### DIRECTIONS
Leaving out the pictures, print exactly the lines from the one holding "Enumerate this screenshot's" to the last line of the entries below, both included, and nothing more.

### GIVEN DATA
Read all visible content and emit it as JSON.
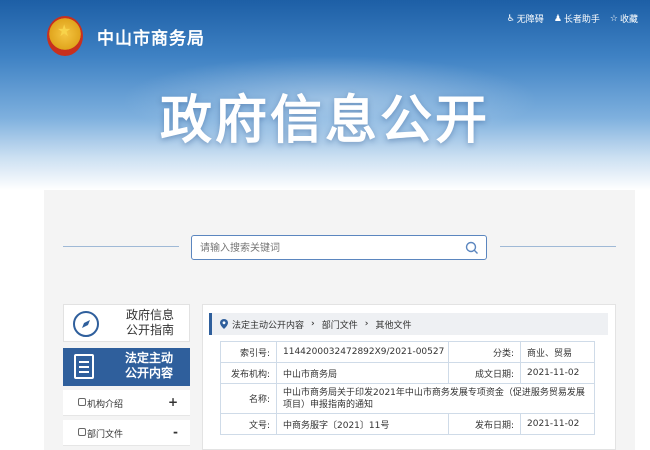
{
  "header": {
    "site_name": "中山市商务局",
    "links": [
      {
        "icon": "accessibility-icon",
        "label": "无障碍"
      },
      {
        "icon": "elder-icon",
        "label": "长者助手"
      },
      {
        "icon": "star-icon",
        "label": "收藏"
      }
    ],
    "hero_title": "政府信息公开"
  },
  "search": {
    "placeholder": "请输入搜索关键词"
  },
  "sidebar": {
    "nav": [
      {
        "label_line1": "政府信息",
        "label_line2": "公开指南",
        "active": false
      },
      {
        "label_line1": "法定主动",
        "label_line2": "公开内容",
        "active": true
      }
    ],
    "items": [
      {
        "label": "机构介绍",
        "sign": "+"
      },
      {
        "label": "部门文件",
        "sign": "-"
      }
    ]
  },
  "breadcrumb": [
    "法定主动公开内容",
    "部门文件",
    "其他文件"
  ],
  "info": {
    "index_key": "索引号:",
    "index_value": "1144200032472892X9/2021-00527",
    "category_key": "分类:",
    "category_value": "商业、贸易",
    "publisher_key": "发布机构:",
    "publisher_value": "中山市商务局",
    "created_key": "成文日期:",
    "created_value": "2021-11-02",
    "name_key": "名称:",
    "name_value": "中山市商务局关于印发2021年中山市商务发展专项资金（促进服务贸易发展项目）申报指南的通知",
    "docno_key": "文号:",
    "docno_value": "中商务服字〔2021〕11号",
    "pubdate_key": "发布日期:",
    "pubdate_value": "2021-11-02"
  },
  "colors": {
    "primary": "#2f5f9c",
    "banner_top": "#1d5fa6"
  }
}
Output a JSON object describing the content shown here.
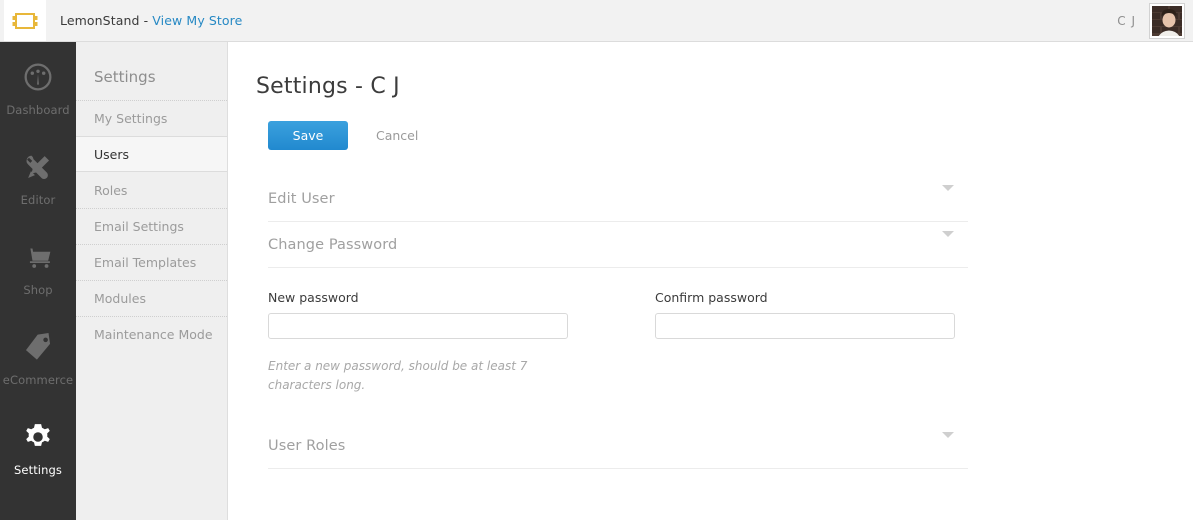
{
  "topbar": {
    "logo_icon": "lemon-logo-icon",
    "brand_text": "LemonStand - ",
    "store_link": "View My Store",
    "user_initials": "C J",
    "avatar_icon": "user-avatar",
    "logo_color": "#e8b73a",
    "link_color": "#2789c4"
  },
  "rail": {
    "items": [
      {
        "label": "Dashboard",
        "icon": "gauge-icon",
        "active": false
      },
      {
        "label": "Editor",
        "icon": "wrench-pencil-icon",
        "active": false
      },
      {
        "label": "Shop",
        "icon": "shopping-cart-icon",
        "active": false
      },
      {
        "label": "eCommerce",
        "icon": "price-tag-icon",
        "active": false
      },
      {
        "label": "Settings",
        "icon": "gear-icon",
        "active": true
      }
    ]
  },
  "submenu": {
    "title": "Settings",
    "items": [
      {
        "label": "My Settings",
        "active": false
      },
      {
        "label": "Users",
        "active": true
      },
      {
        "label": "Roles",
        "active": false
      },
      {
        "label": "Email Settings",
        "active": false
      },
      {
        "label": "Email Templates",
        "active": false
      },
      {
        "label": "Modules",
        "active": false
      },
      {
        "label": "Maintenance Mode",
        "active": false
      }
    ]
  },
  "main": {
    "page_title": "Settings - C J",
    "save_label": "Save",
    "cancel_label": "Cancel",
    "save_color": "#2189cf",
    "sections": {
      "edit_user": "Edit User",
      "change_password": "Change Password",
      "user_roles": "User Roles"
    },
    "password_form": {
      "new_password_label": "New password",
      "new_password_value": "",
      "new_password_placeholder": "",
      "confirm_password_label": "Confirm password",
      "confirm_password_value": "",
      "confirm_password_placeholder": "",
      "help_text": "Enter a new password, should be at least 7 characters long."
    }
  }
}
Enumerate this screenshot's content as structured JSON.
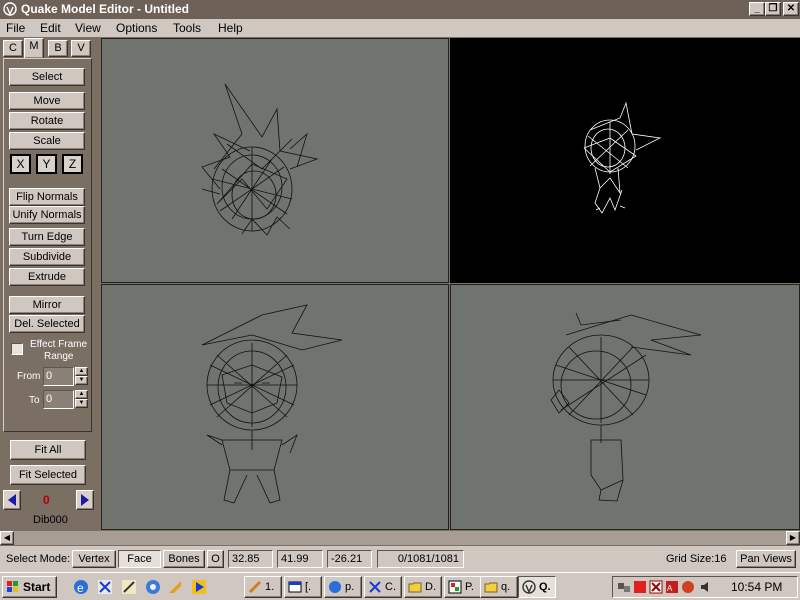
{
  "window": {
    "title": "Quake Model Editor - Untitled",
    "controls": [
      "_",
      "❐",
      "✕"
    ]
  },
  "menu": [
    "File",
    "Edit",
    "View",
    "Options",
    "Tools",
    "Help"
  ],
  "tabs": [
    "C",
    "M",
    "B",
    "V"
  ],
  "active_tab": "M",
  "tools": {
    "select": "Select",
    "move": "Move",
    "rotate": "Rotate",
    "scale": "Scale",
    "axes": [
      "X",
      "Y",
      "Z"
    ],
    "flip_normals": "Flip Normals",
    "unify_normals": "Unify Normals",
    "turn_edge": "Turn Edge",
    "subdivide": "Subdivide",
    "extrude": "Extrude",
    "mirror": "Mirror",
    "delete_selected": "Del. Selected",
    "effect_frame_range_line1": "Effect Frame",
    "effect_frame_range_line2": "Range",
    "from_label": "From",
    "from_value": "0",
    "to_label": "To",
    "to_value": "0"
  },
  "view_buttons": {
    "fit_all": "Fit All",
    "fit_selected": "Fit Selected"
  },
  "frame": {
    "number": "0",
    "name": "Dib000"
  },
  "colors": {
    "viewport_bg": "#6f756e",
    "viewport_3d_bg": "#000000",
    "frame_number": "#b40000",
    "nav_arrow": "#1a1aa8"
  },
  "status": {
    "select_mode_label": "Select Mode:",
    "modes": [
      "Vertex",
      "Face",
      "Bones",
      "O"
    ],
    "active_mode": "Face",
    "coord_x": "32.85",
    "coord_y": "41.99",
    "coord_z": "-26.21",
    "selection": "0/1081/1081",
    "grid_size": "Grid Size:16",
    "pan_views": "Pan Views"
  },
  "taskbar": {
    "start": "Start",
    "tasks": [
      "1.",
      "[.",
      "p.",
      "C.",
      "D.",
      "P.",
      "q.",
      "Q."
    ],
    "clock": "10:54 PM"
  }
}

### ANSWER BOX
Enumerate this screenshot's content as structured JSON.
{
  "window": {
    "title": "Quake Model Editor - Untitled",
    "controls": [
      "_",
      "❐",
      "✕"
    ]
  },
  "menu": [
    "File",
    "Edit",
    "View",
    "Options",
    "Tools",
    "Help"
  ],
  "tabs": [
    "C",
    "M",
    "B",
    "V"
  ],
  "active_tab": "M",
  "tools": {
    "select": "Select",
    "move": "Move",
    "rotate": "Rotate",
    "scale": "Scale",
    "axes": [
      "X",
      "Y",
      "Z"
    ],
    "flip_normals": "Flip Normals",
    "unify_normals": "Unify Normals",
    "turn_edge": "Turn Edge",
    "subdivide": "Subdivide",
    "extrude": "Extrude",
    "mirror": "Mirror",
    "delete_selected": "Del. Selected",
    "effect_frame_range_line1": "Effect Frame",
    "effect_frame_range_line2": "Range",
    "from_label": "From",
    "from_value": "0",
    "to_label": "To",
    "to_value": "0"
  },
  "view_buttons": {
    "fit_all": "Fit All",
    "fit_selected": "Fit Selected"
  },
  "frame": {
    "number": "0",
    "name": "Dib000"
  },
  "colors": {
    "viewport_bg": "#6f756e",
    "viewport_3d_bg": "#000000",
    "frame_number": "#b40000",
    "nav_arrow": "#1a1aa8"
  },
  "status": {
    "select_mode_label": "Select Mode:",
    "modes": [
      "Vertex",
      "Face",
      "Bones",
      "O"
    ],
    "active_mode": "Face",
    "coord_x": "32.85",
    "coord_y": "41.99",
    "coord_z": "-26.21",
    "selection": "0/1081/1081",
    "grid_size": "Grid Size:16",
    "pan_views": "Pan Views"
  },
  "taskbar": {
    "start": "Start",
    "tasks": [
      "1.",
      "[.",
      "p.",
      "C.",
      "D.",
      "P.",
      "q.",
      "Q."
    ],
    "clock": "10:54 PM"
  }
}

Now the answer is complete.